Romans 2:9 Parallel Verses [⇓ See commentary ⇓]

Romans 2:9, NIV: "There will be trouble and distress for every human being who does evil: first for the Jew, then for the Gentile;"

Romans 2:9, ESV: "There will be tribulation and distress for every human being who does evil, the Jew first and also the Greek,"

Romans 2:9, KJV: "Tribulation and anguish, upon every soul of man that doeth evil, of the Jew first, and also of the Gentile;"

Romans 2:9, NASB: "There will be tribulation and distress for every soul of mankind who does evil, for the Jew first and also for the Greek,"

Romans 2:9, NLT: "There will be trouble and calamity for everyone who keeps on doing what is evil--for the Jew first and also for the Gentile."

Romans 2:9, CSB: "There will be affliction and distress for every human being who does evil, first to the Jew, and also to the Greek;"

What does Romans 2:9 mean? [⇑ See verse text ⇑]

God will, in fact, judge every person according to what he or she has done. If a person is depending on their own good works to be saved—to enter into heaven—they are doomed, since their sin can never be undone or overcome by good deeds. If, on the other hand, a person is saved, judgment for their works involves heavenly rewards, instead (2 Corinthians 5:10). Paul has written that if someone were able to lead a life of consistent and ongoing good works in the pursuit of glory, honor, and immortality, God would give that person eternal life. Paul will later show that none of us are able to live that way (Romans 3:23).

By contrast, God will give His "wrath and fury" to every person who lives in selfishness and disobedience to His truth. What form will God's wrath and fury take? Paul now describes it as tribulation and distress. In other words, this judgment of God on everyone who does evil will be hard and stressful.
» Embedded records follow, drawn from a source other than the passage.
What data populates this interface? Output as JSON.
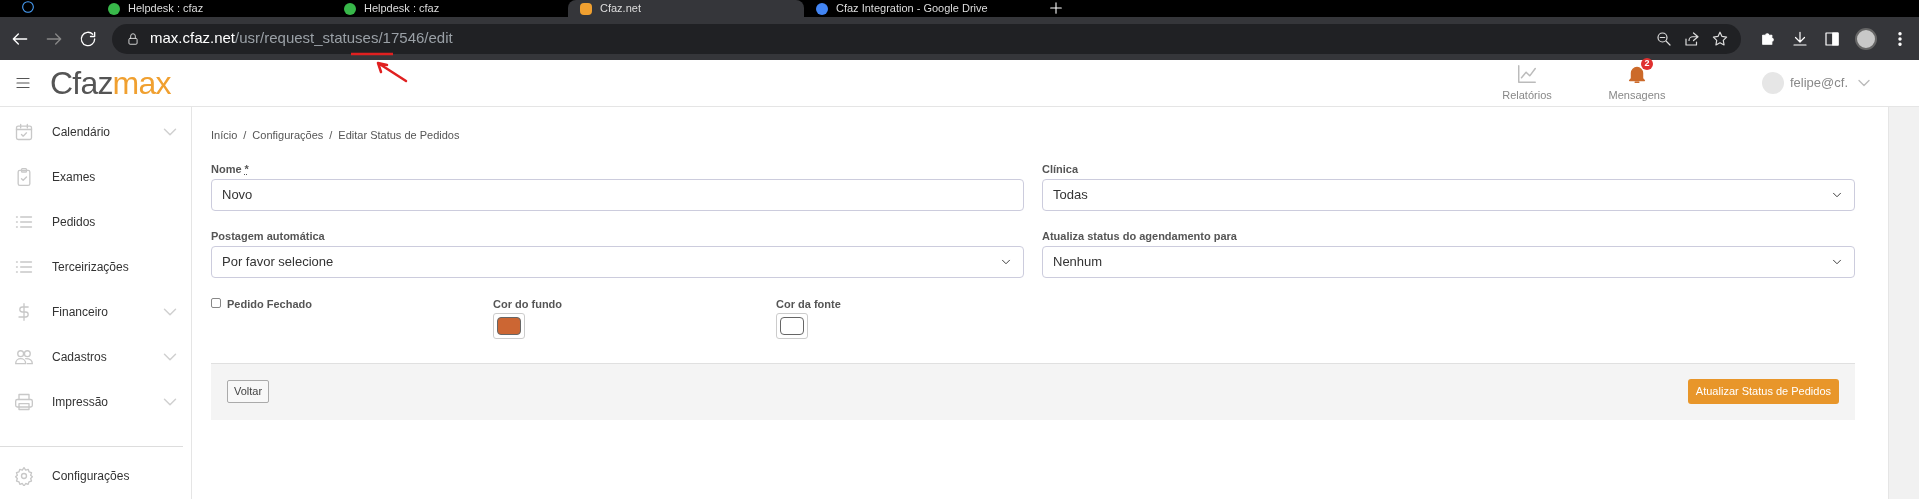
{
  "browser": {
    "tabs": [
      {
        "title": "Helpdesk : cfaz",
        "selected": false
      },
      {
        "title": "Helpdesk : cfaz",
        "selected": false
      },
      {
        "title": "Cfaz.net",
        "selected": true
      },
      {
        "title": "Cfaz Integration - Google Drive",
        "selected": false
      }
    ],
    "url_host": "max.cfaz.net",
    "url_path": "/usr/request_statuses/17546/edit"
  },
  "header": {
    "logo_main": "Cfaz",
    "logo_accent": "max",
    "links": [
      {
        "label": "Relatórios",
        "kind": "chart"
      },
      {
        "label": "Mensagens",
        "kind": "bell",
        "badge": "2"
      }
    ],
    "user": "felipe@cf."
  },
  "sidebar": {
    "items": [
      {
        "label": "Calendário",
        "expandable": true
      },
      {
        "label": "Exames",
        "expandable": false
      },
      {
        "label": "Pedidos",
        "expandable": false
      },
      {
        "label": "Terceirizações",
        "expandable": false
      },
      {
        "label": "Financeiro",
        "expandable": true
      },
      {
        "label": "Cadastros",
        "expandable": true
      },
      {
        "label": "Impressão",
        "expandable": true
      }
    ],
    "bottom_items": [
      {
        "label": "Configurações",
        "expandable": false
      }
    ]
  },
  "breadcrumb": {
    "separator": "/",
    "items": [
      "Início",
      "Configurações",
      "Editar Status de Pedidos"
    ]
  },
  "form": {
    "name": {
      "label": "Nome",
      "required_mark": "*",
      "value": "Novo"
    },
    "clinic": {
      "label": "Clínica",
      "value": "Todas"
    },
    "auto_post": {
      "label": "Postagem automática",
      "value": "Por favor selecione"
    },
    "schedule_status": {
      "label": "Atualiza status do agendamento para",
      "value": "Nenhum"
    },
    "closed": {
      "label": "Pedido Fechado",
      "checked": false
    },
    "background_color": {
      "label": "Cor do fundo",
      "color": "#cc6633"
    },
    "font_color": {
      "label": "Cor da fonte",
      "color": "#ffffff"
    }
  },
  "footer": {
    "back": "Voltar",
    "submit": "Atualizar Status de Pedidos"
  }
}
Notice that Paul has defined our selfish sinfulness as evil. He will go on to show that all of us are guilty of this evil. According to this universal truth that God will judge us according to our works, each of us will deserve the tribulation and distress He will deliver.

Paul adds that God's judgment will be delivered first to the Jew and then to the Greek. In this context, "the Greek" means the same thing as "Gentile:" those who are not Jewish. Paul used this same phrase in Romans 1:16 when describing how the gospel, not our good works, brings salvation to every believer, "first to the Jew, then to the Gentile" (NIV). In other words, the good news of salvation by faith in Christ was first presented to the Jews, God's chosen people. In the same way, Paul shows that God's judgment for sinfulness will also fall first on the Jews, and then on everyone else.

Paul's purpose in saying this will be restated in verse 11: "For God shows no partiality." In other words, when it comes to judgment for personal sin, God regards each one of us individually, no matter our race or any other consideration.